One significant addition is on our main resources page. We’re posting select news stories that highlight the critical role of animals in identifying COVID-19 treatments and also in developing a vaccine. When appropriate and effective, we need to remind the public that animal research saves lives and is critical for countering the tremendous health threat we currently face. Institutions are encouraged to cite these stories and the information contained within them in communications with the public. We’ll also keep adding stories as we spot them. (more…)
A warning, we have some challenging news today. However, it’s not all bad.
An epidemiologist advising the CDC has estimated the peak of US pandemic deaths will occur approximately three weeks from now. That same expert suggests the doubling time for cases seems to be about two-to-three days. This trend is currently being witnessed in New York where over 26,000 have been infected and 271 persons have died. One attempt to aggressively battle the disease in that city and elsewhere is expediting the use of blood plasma treatments, a move approved by the FDA. Meanwhile, the New York Times editorial board is calling for a national lockdown.
Overseas, the death toll has risen dramatically in Spain, pushing it past China and second only to Italy.
We located a helpful new resource this morning. COVID Near You is a website that allows the public to quickly and easily report COVID-19 symptoms or testing activity. Using participant-submitted reports, the system maps this information to provide local and national views of the illness. Boston Children’s Hospital and Harvard Medical School are behind the project. We’ve also added a link to our COVID-19 resources page.
Finally, this is a tough read, but we think it’s worth it. Jessica Lustig of the New York Times explains what she learned when her husband got sick with coronavirus.
We begin with an ominous warning from the World Health Organization this morning. The WHO now says the U.S. has the potential to become the new global epicenter of the coronavirus pandemic. Many experts claim that rapidly growing numbers of cases in the country are due to the early failure to test citizens and isolate them. A new analysis from Associated Press supports that belief. Science Magazine has published a story about the challenging decisions that some labs are having to make about rodents involved in research and how those decisions came about. Meanwhile, another reminder of the seriousness of the COVID-19 pandemic came this morning when it was announced that the Olympic Summer Games will be delayed until 2021.

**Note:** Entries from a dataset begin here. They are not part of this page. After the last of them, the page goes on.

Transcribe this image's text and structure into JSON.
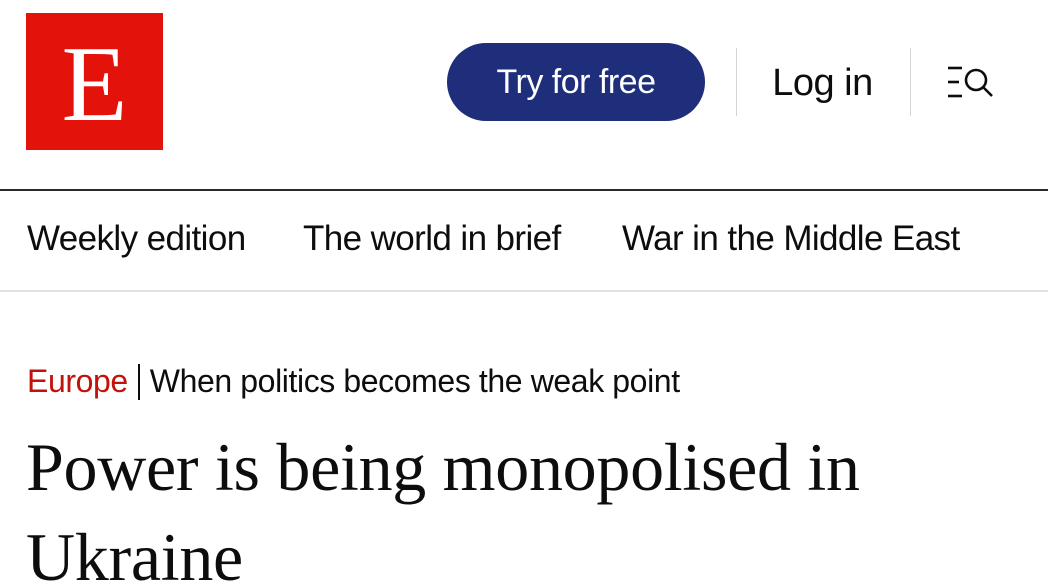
{
  "header": {
    "logo_letter": "E",
    "try_label": "Try for free",
    "login_label": "Log in",
    "menu_search_icon": "menu-search-icon"
  },
  "colors": {
    "brand_red": "#e3120b",
    "button_navy": "#1f2e7a",
    "section_red": "#c3120b"
  },
  "nav": {
    "items": [
      {
        "label": "Weekly edition"
      },
      {
        "label": "The world in brief"
      },
      {
        "label": "War in the Middle East"
      }
    ]
  },
  "article": {
    "section": "Europe",
    "separator": "|",
    "flytitle": "When politics becomes the weak point",
    "headline": "Power is being monopolised in Ukraine"
  }
}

Also of interest this morning, the New York Times has published an article that shows which states and cities have established shelter-in-place orders and summarizes the situation in those locations.

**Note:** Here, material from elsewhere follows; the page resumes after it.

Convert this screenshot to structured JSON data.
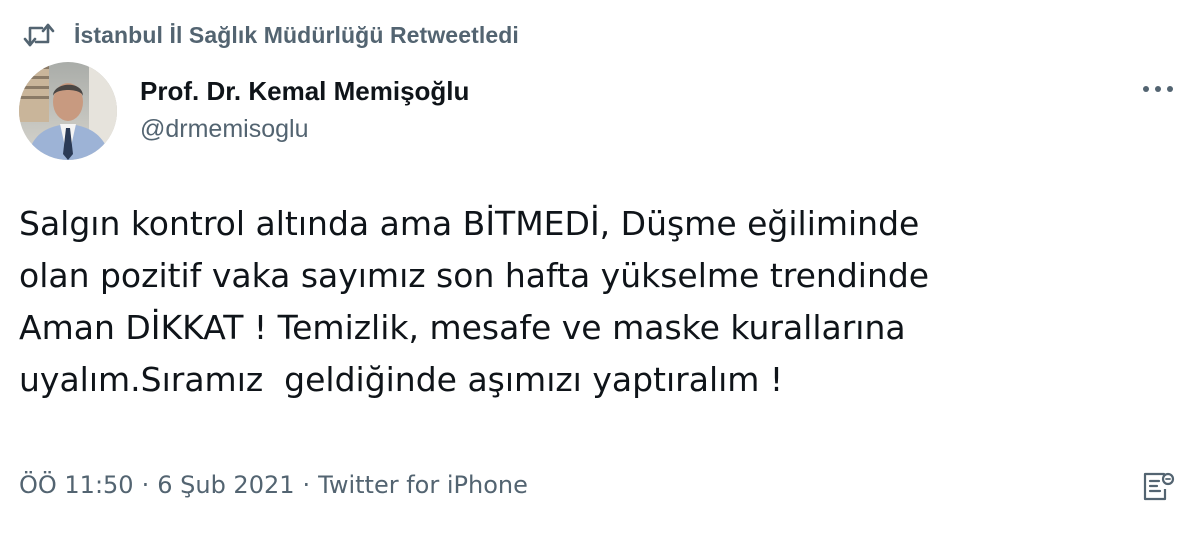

On a more positive note…
CNN has a new story that explains why soap, sanitizer and warm water work against COVID-19 and other viruses. The Hill features a new opinion piece from the president of the American Council on Education explaining why university research is key to current and future COVID-19 breakthroughs.
Yesterday, we shared with you a list of the current vaccine candidates, which can now be found on AMP’s COVID-19 resources page. Today STAT brings us a list of experimental drugs to treat COVID-19 and their guesses as to when those might be available or when we may have efficacy data.
Finally, The Washington Post carries and important reminder for all of us, that our mental health should not be neglected during these trying times.
USDA APHIS has developed a list of frequently asked questions about agency services and business continuity in the midst of the COVID-19 pandemic.
The FAQ includes answers to the following questions:
Q: Is APHIS still conducting Animal Welfare Act inspections?
A: APHIS is continuing to conduct regular inspections where local area and individual premises conditions allow our inspectors to maintain social distancing norms. APHIS will always place the highest priority on investigating reports of extreme Animal Welfare Act violations that could lead to the confiscation of animals. However, if a State or locality has issued a shelter-in-place order like San Francisco, inspectors will honor that order and not conduct inspections in that area at this time. (more…)